Monday, February 2, 2009

The Life-Changing Nothing

There is a neat website, Making Light, that repurposes or originates their own content, and I was led to it by another interesting website, The article that led me to Making Light is by a fellow named Peter Kleisler. I really hope his American Cargo Cult gets wider dissemination, because it takes an excellent look at the American Way of Not Thinking Too Much, and articulates it all really well, and in nice, short, punchy sentences that I can use for my own ends.

But that's not what I'm writing about today. Making Light also had a story about how a small thing can change your life. The story is about a guy (speaking to a high school audience), how he killed his best friend while driving drunk. And that when he got back to school, he was pretty much shunned by everyone. At a point where he was thinking of ending it all, one of his fellow students casually offered him a stick of gum. "The gum," he said, "saved my life."

So Making Light suggested a topic: how did something small change your life? For me, it was a movie. I was living with two guys, paying a tiny rent to stay in a small bedroom while I worked my way from $4.10/hour all the way up to $4.35/hour as a gas station attendant.  I was twenty-five years old, no prospects, not much education (on paper), and neither ambition nor any sort of belief in myself. I wasn't suicidal so much as terrified. I wouldn't have had the courage to pull the trigger, any more than I had the courage to go out and do something with myself.

The Cotati Cinema ran two screens and charged a $1. Which, even in the mid-eighties, was a bargain. On my two days off (in the middle of the week), I went to see Runaway Train, with John Voight and Eric Roberts as escaped convicts (in Alaska) who get themselves locked in the back end of a four-engine stack, whose conductor has a heart attack after opening the throttle up. The engines basically go off on their own, and the two convicts are stuck trying to figure out what to do, and how to get off without being recaptured. Rebecca deMornay does a decidedly non-sexy turn as Sara, the Hostler Helper, and she's the only one on the train with any knowledge of how they work. The movie is preachy in many ways, but I hadn't heard any of these sermons before.

Manny (John Voight): Whatever doesn't kill me makes me stronger.


Sara: Hold me. I don't want to die alone. 
Manny: We all die alone. 

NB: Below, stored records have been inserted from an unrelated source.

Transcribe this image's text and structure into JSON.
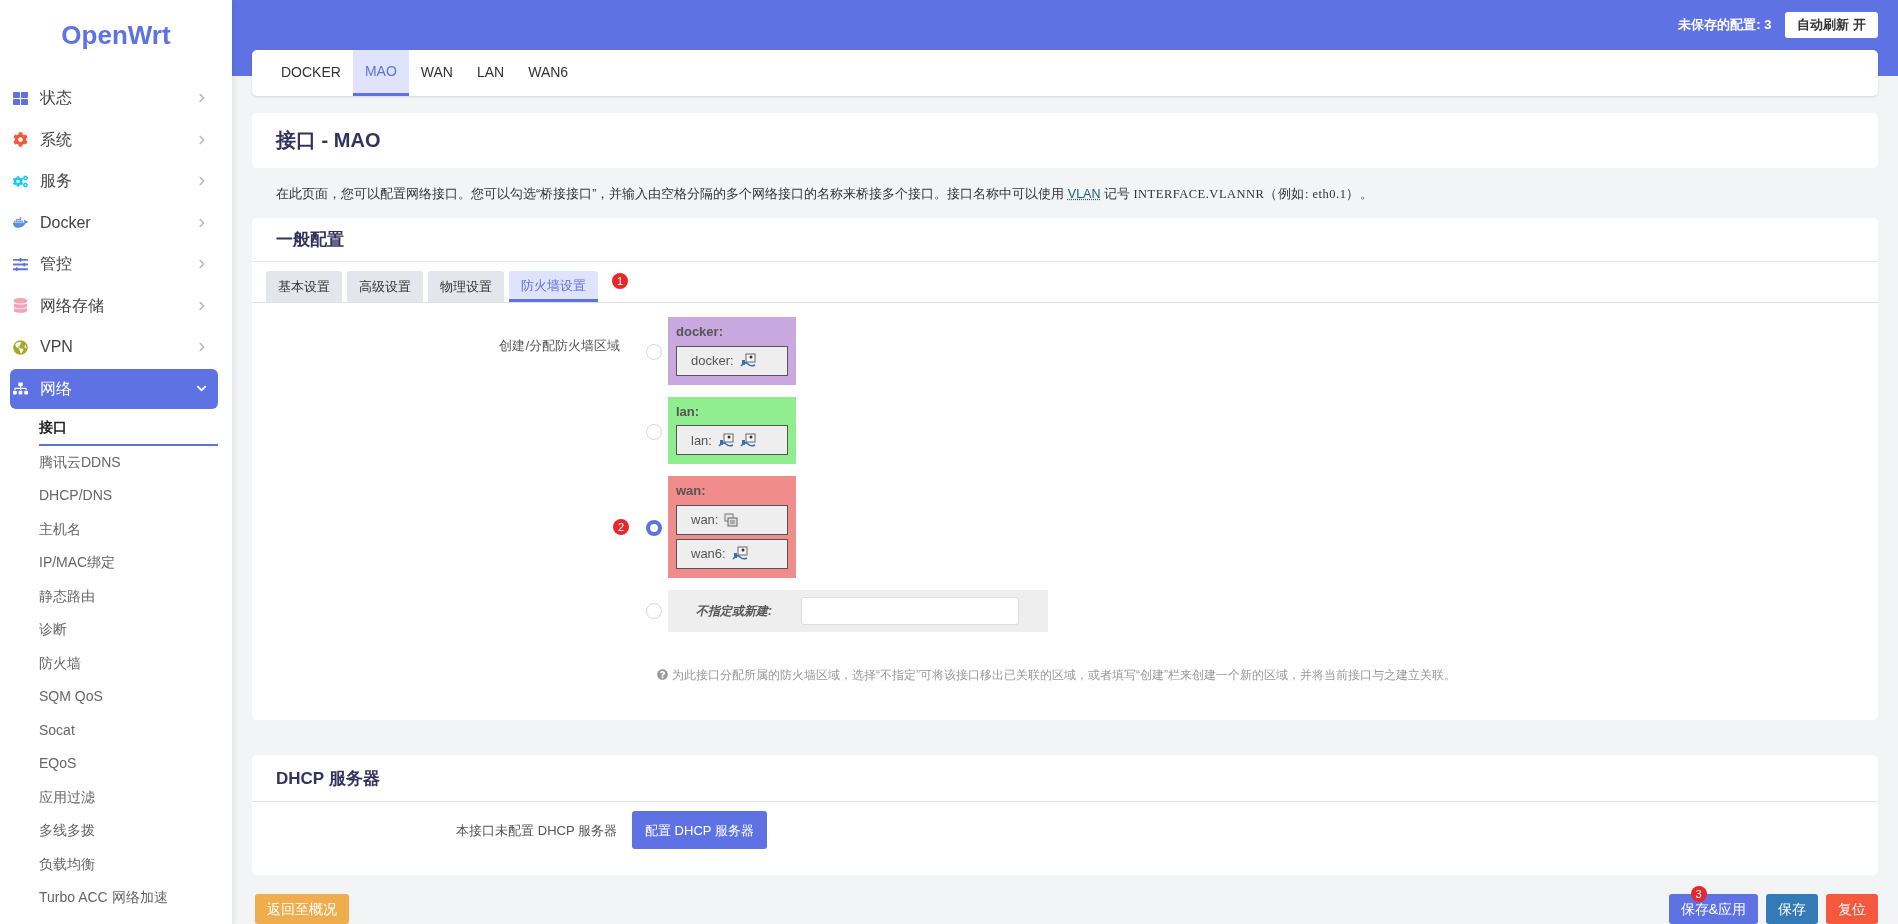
{
  "sidebar": {
    "logo": "OpenWrt",
    "items": [
      {
        "label": "状态",
        "expanded": false
      },
      {
        "label": "系统",
        "expanded": false
      },
      {
        "label": "服务",
        "expanded": false
      },
      {
        "label": "Docker",
        "expanded": false
      },
      {
        "label": "管控",
        "expanded": false
      },
      {
        "label": "网络存储",
        "expanded": false
      },
      {
        "label": "VPN",
        "expanded": false
      },
      {
        "label": "网络",
        "expanded": true,
        "children": [
          {
            "label": "接口",
            "selected": true
          },
          {
            "label": "腾讯云DDNS",
            "selected": false
          },
          {
            "label": "DHCP/DNS",
            "selected": false
          },
          {
            "label": "主机名",
            "selected": false
          },
          {
            "label": "IP/MAC绑定",
            "selected": false
          },
          {
            "label": "静态路由",
            "selected": false
          },
          {
            "label": "诊断",
            "selected": false
          },
          {
            "label": "防火墙",
            "selected": false
          },
          {
            "label": "SQM QoS",
            "selected": false
          },
          {
            "label": "Socat",
            "selected": false
          },
          {
            "label": "EQoS",
            "selected": false
          },
          {
            "label": "应用过滤",
            "selected": false
          },
          {
            "label": "多线多拨",
            "selected": false
          },
          {
            "label": "负载均衡",
            "selected": false
          },
          {
            "label": "Turbo ACC 网络加速",
            "selected": false
          }
        ]
      }
    ]
  },
  "header": {
    "unsaved": "未保存的配置: 3",
    "auto_refresh": "自动刷新 开"
  },
  "interface_tabs": [
    {
      "label": "DOCKER",
      "selected": false
    },
    {
      "label": "MAO",
      "selected": true
    },
    {
      "label": "WAN",
      "selected": false
    },
    {
      "label": "LAN",
      "selected": false
    },
    {
      "label": "WAN6",
      "selected": false
    }
  ],
  "page_title": "接口 - MAO",
  "description": [
    {
      "kind": "text",
      "text": "在此页面，您可以配置网络接口。您可以勾选“桥接接口”，并输入由空格分隔的多个网络接口的名称来桥接多个接口。接口名称中可以使用 "
    },
    {
      "kind": "link",
      "text": "VLAN"
    },
    {
      "kind": "text",
      "text": " 记号 "
    },
    {
      "kind": "code",
      "text": "INTERFACE.VLANNR（例如: eth0.1）。"
    }
  ],
  "general": {
    "title": "一般配置",
    "tabs": [
      {
        "label": "基本设置",
        "selected": false
      },
      {
        "label": "高级设置",
        "selected": false
      },
      {
        "label": "物理设置",
        "selected": false
      },
      {
        "label": "防火墙设置",
        "selected": true,
        "marker": "1"
      }
    ],
    "firewall_label": "创建/分配防火墙区域",
    "zones": [
      {
        "name": "docker:",
        "color": "#c9a8e0",
        "selected": false,
        "interfaces": [
          {
            "label": "docker:",
            "devices": [
              {
                "kind": "port"
              }
            ]
          }
        ]
      },
      {
        "name": "lan:",
        "color": "#90ee90",
        "selected": false,
        "interfaces": [
          {
            "label": "lan:",
            "devices": [
              {
                "kind": "port"
              },
              {
                "kind": "port"
              }
            ]
          }
        ]
      },
      {
        "name": "wan:",
        "color": "#f08c8c",
        "selected": true,
        "marker": "2",
        "interfaces": [
          {
            "label": "wan:",
            "devices": [
              {
                "kind": "alias"
              }
            ]
          },
          {
            "label": "wan6:",
            "devices": [
              {
                "kind": "port"
              }
            ]
          }
        ]
      }
    ],
    "new_zone": {
      "label": "不指定或新建:",
      "selected": false
    },
    "help": "为此接口分配所属的防火墙区域，选择“不指定”可将该接口移出已关联的区域，或者填写“创建”栏来创建一个新的区域，并将当前接口与之建立关联。"
  },
  "dhcp": {
    "title": "DHCP 服务器",
    "note": "本接口未配置 DHCP 服务器",
    "button": "配置 DHCP 服务器"
  },
  "footer": {
    "left": [
      {
        "label": "返回至概况",
        "kind": "back"
      }
    ],
    "right": [
      {
        "label": "保存&应用",
        "kind": "apply",
        "marker": "3"
      },
      {
        "label": "保存",
        "kind": "save"
      },
      {
        "label": "复位",
        "kind": "reset"
      }
    ]
  }
}
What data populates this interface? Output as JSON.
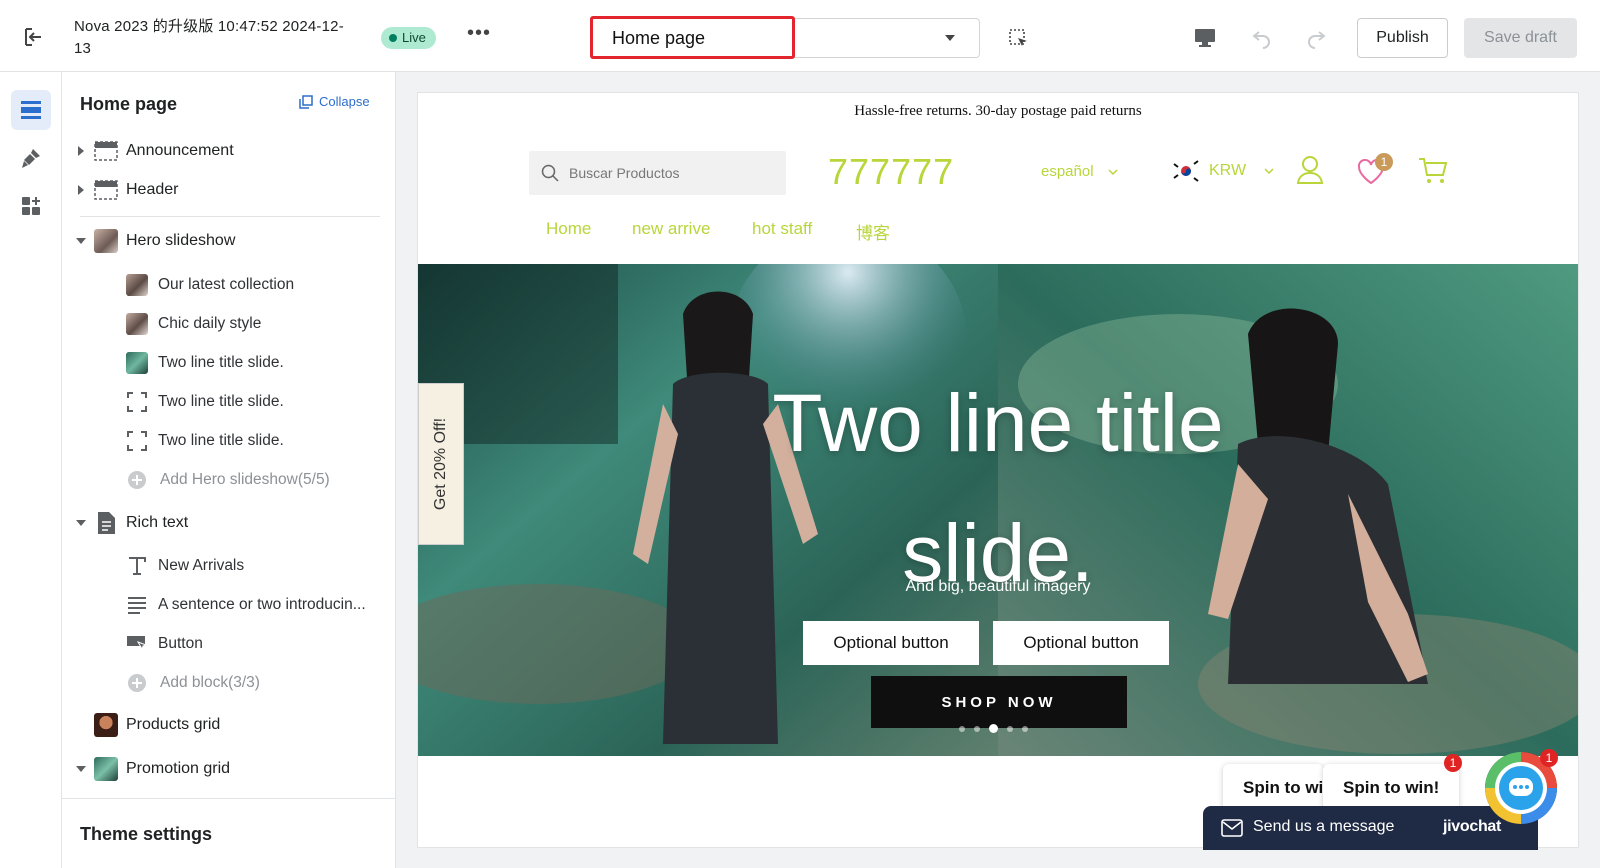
{
  "topbar": {
    "store_name": "Nova 2023 的升级版 10:47:52 2024-12-13",
    "status": "Live",
    "more_label": "•••",
    "page_select": "Home page",
    "publish": "Publish",
    "save_draft": "Save draft"
  },
  "sidebar": {
    "title": "Home page",
    "collapse": "Collapse",
    "sections": {
      "announcement": "Announcement",
      "header": "Header",
      "hero": "Hero slideshow",
      "hero_items": [
        "Our latest collection",
        "Chic daily style",
        "Two line title slide.",
        "Two line title slide.",
        "Two line title slide."
      ],
      "hero_add": "Add Hero slideshow(5/5)",
      "rich_text": "Rich text",
      "rich_items": [
        "New Arrivals",
        "A sentence or two introducin...",
        "Button"
      ],
      "rich_add": "Add block(3/3)",
      "products_grid": "Products grid",
      "promotion_grid": "Promotion grid"
    },
    "theme_settings": "Theme settings"
  },
  "preview": {
    "announcement": "Hassle-free returns. 30-day postage paid returns",
    "search_placeholder": "Buscar Productos",
    "logo": "777777",
    "language": "español",
    "currency": "KRW",
    "wishlist_count": "1",
    "nav": [
      "Home",
      "new arrive",
      "hot staff",
      "博客"
    ],
    "hero": {
      "title": "Two line title slide.",
      "subtitle": "And big, beautiful imagery",
      "button1": "Optional button",
      "button2": "Optional button",
      "shop_now": "SHOP NOW"
    },
    "side_tab": "Get 20% Off!"
  },
  "widgets": {
    "spin1": "Spin to win!",
    "spin2": "Spin to win!",
    "chat_message": "Send us a message",
    "chat_brand": "jivochat",
    "chat_badge": "1",
    "spin_badge": "1"
  },
  "colors": {
    "accent": "#b8d63a",
    "highlight": "#e3262e",
    "brand_blue": "#2c6ecb"
  }
}
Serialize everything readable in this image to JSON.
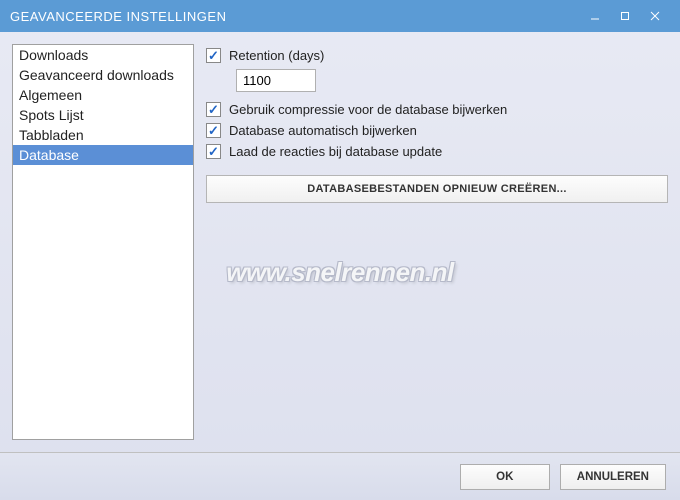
{
  "window": {
    "title": "GEAVANCEERDE INSTELLINGEN"
  },
  "sidebar": {
    "items": [
      {
        "label": "Downloads"
      },
      {
        "label": "Geavanceerd downloads"
      },
      {
        "label": "Algemeen"
      },
      {
        "label": "Spots Lijst"
      },
      {
        "label": "Tabbladen"
      },
      {
        "label": "Database"
      }
    ]
  },
  "content": {
    "retention_label": "Retention (days)",
    "retention_value": "1100",
    "compression_label": "Gebruik compressie voor de database bijwerken",
    "auto_update_label": "Database automatisch bijwerken",
    "load_comments_label": "Laad de reacties bij database update",
    "recreate_button": "DATABASEBESTANDEN OPNIEUW CREËREN..."
  },
  "buttons": {
    "ok": "OK",
    "cancel": "ANNULEREN"
  },
  "watermark": "www.snelrennen.nl"
}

I don't know why, but a lot of this stuff that Manny spouted during the movie really inspired me to re-think my own capabilities. To look at myself, not from my father's perspective, but from no perspective in particular. To come out from under the layer of filters I was living in.

I paid my fare to see that film four times in the next week.